Whalen dedicated himself to the ideal of the classical scholar, a learned man of discerning erudition steeped in the distinct cultures of Europe and Asia. In part he followed Pound’s scholastic example, but he also heeded Huxley’s concern that the poet must endeavor to know everything about every thing. And undoubtedly following Huxley’s lead, he also interested himself in altered states of consciousness. An unpublished letter regarding his peyote experience proves the utility of his wide ranging knowledge. He had the comprehension, and reference, and intelligence to understand what was happening to him, to name the demons and apparitions and relate them to a specific hierarchy of phenomena encompassed in ancient beliefs. Philip Whalen wasn’t a tripper, he was a traveler in a way that shamans are, and bodhisattvas, which, in my opinion, is another manifestation of the shaman role now known as poet.

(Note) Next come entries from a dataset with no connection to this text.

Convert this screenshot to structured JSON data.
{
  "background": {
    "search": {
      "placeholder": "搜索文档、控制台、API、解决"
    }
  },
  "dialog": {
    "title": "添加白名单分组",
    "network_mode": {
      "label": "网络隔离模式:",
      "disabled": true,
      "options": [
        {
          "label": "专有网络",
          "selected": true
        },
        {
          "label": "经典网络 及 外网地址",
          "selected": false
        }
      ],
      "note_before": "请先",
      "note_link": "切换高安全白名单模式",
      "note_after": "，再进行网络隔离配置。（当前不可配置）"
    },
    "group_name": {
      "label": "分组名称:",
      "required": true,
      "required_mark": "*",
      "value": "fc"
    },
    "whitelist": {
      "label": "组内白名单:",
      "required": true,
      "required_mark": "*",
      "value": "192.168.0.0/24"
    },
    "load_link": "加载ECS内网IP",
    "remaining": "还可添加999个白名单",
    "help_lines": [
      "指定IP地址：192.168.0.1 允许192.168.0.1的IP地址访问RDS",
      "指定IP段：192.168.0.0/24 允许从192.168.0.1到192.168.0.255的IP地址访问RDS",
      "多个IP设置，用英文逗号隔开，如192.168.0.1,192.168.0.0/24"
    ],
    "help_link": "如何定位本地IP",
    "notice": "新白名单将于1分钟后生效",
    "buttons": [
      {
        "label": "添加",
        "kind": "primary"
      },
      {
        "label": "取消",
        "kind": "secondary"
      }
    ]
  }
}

Certain teachings are whispered into the right ear,
others are murmured into the left; but the
most sacred and arcane of all must be blown into
the crown of the head, down through the sutures
of the skull bone. When the recipient of this
wisdom is able to convey it to another human being,
to a horse, to an ant, a spider, an owl, a goldfish
and a high cliff by words, gestures, actions
which probably affect the lives of any
such beings I’ll be happy to call him a
wise man, saint, successful poet, living man, etc.
[from Heigh-Ho, Nobody’s At Home, p.274]